Antifa is a way of life, a belief, and to criminalize it is itself criminal, according to Julia von Heinz.
The German director’s “And Tomorrow the Entire World,” which premiered in competition in Venice and screens this month at El Goona Film Festival in Egypt, wowed critics with a very personal story about young left-wing activists fighting what they see as a fascist threat to their country.
“Antifa is not a group with a membership card,” von Heinz told Variety. “Antifa is an opinion and something you live. Antifa means I’m antifascist. Who would not agree on that?”

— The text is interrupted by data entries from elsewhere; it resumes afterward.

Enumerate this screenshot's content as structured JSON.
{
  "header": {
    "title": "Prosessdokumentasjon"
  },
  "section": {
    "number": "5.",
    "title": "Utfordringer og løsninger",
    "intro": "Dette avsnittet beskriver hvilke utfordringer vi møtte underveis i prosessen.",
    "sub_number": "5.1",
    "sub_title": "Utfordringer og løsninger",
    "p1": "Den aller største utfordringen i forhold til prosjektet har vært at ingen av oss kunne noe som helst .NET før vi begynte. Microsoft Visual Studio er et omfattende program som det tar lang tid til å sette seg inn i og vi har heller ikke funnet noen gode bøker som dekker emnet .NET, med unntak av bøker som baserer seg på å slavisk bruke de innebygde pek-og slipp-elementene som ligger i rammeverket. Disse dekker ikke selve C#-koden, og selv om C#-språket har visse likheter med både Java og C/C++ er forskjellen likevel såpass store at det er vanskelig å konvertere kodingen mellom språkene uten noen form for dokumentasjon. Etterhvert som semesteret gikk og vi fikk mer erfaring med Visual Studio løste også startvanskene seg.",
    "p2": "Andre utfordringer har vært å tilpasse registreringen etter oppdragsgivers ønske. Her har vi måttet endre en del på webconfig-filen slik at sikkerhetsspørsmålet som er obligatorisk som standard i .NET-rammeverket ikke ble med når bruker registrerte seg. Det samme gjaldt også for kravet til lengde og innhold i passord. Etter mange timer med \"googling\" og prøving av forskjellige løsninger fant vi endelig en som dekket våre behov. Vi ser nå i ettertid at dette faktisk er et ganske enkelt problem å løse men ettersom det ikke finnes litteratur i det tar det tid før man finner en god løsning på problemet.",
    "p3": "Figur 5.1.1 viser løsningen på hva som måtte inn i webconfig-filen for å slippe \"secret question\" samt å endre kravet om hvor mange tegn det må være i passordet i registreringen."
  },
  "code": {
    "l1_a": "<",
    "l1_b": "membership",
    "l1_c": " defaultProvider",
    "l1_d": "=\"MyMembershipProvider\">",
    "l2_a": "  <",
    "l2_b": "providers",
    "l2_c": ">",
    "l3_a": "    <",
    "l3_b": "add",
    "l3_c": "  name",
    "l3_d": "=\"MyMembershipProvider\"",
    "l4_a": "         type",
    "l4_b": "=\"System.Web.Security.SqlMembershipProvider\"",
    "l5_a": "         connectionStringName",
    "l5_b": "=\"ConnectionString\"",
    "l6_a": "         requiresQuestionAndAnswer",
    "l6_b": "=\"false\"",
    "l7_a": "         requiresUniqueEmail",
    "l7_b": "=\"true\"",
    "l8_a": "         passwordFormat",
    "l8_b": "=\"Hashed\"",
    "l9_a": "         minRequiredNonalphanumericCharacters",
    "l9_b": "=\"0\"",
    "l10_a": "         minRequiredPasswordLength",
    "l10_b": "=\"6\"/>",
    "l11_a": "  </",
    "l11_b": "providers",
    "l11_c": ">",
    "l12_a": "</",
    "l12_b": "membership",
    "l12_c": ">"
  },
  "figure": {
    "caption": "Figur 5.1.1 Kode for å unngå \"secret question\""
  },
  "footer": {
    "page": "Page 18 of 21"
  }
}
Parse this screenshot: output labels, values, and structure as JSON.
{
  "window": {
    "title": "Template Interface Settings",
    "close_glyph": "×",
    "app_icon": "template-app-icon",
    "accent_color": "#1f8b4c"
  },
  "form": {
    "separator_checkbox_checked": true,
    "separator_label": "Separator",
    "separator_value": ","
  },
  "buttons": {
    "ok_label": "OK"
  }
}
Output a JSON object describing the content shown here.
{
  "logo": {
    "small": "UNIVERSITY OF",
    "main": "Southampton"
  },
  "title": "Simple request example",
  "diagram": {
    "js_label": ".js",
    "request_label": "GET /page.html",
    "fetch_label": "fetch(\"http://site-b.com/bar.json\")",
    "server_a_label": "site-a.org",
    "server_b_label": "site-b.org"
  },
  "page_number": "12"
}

Right-wing politicians on both sides of the Atlantic have criticized the so-called Antifa movement, which has no centralized organization, with U.S. President Donald Trump going so far as saying the U.S. will be designating it as a “terrorist organization.”
“If I ask Trump if he is against fascism, he would say yes, he is against fascism,” von Heinz pointed out. “So how can you criminalize Antifa? I think that’s criminal of him.”
A former Antifa activist herself, von Heinz describes “And Tomorrow the Entire World” as her most personal film. She and husband and co-writer John Quester met each other while in an Antifa group in the 1990s, when they were the same age as the protagonists in the film.
“I waited 20 years to make this movie. I always knew this would be, for me, my most important film. So it was a relief to finally be able to make it,” she said.
The film was originally set in the 1990s but the story was moved to the present in view of Germany’s changing political climate, which has seen the increasing rise of far-right politics.
“It didn’t make any sense to set this in the ’90s, we had to react to society and the rising fascism that we are experiencing here and now,” she said.
While making the film on a very low budget proved difficult, von Heinz said the experience also gave the film a unique quality.
“It was a major challenge. We had very little money, we couldn’t even pay extras,” she noted, adding that instead people were recruited off the street in exchange for a “plate of noodles.”
The cast and crew could have earned more money on other projects but decided instead to work on her film for “low-budget wages,” she added. “This brought a very special energy to the film. It was a total challenge, but it brought me the right people.”
Von Heinz’s next project is “Iron Box,” a Polish-German-U.S. co-production based on Lily Brett’s bestselling novel “Too Many Men,” about a New York businesswoman who decides to take her aging father back to his native Poland, where she hopes to explore her Jewish roots. While he hates the idea of going there, the trip becomes a life-changing experience for him and his daughter.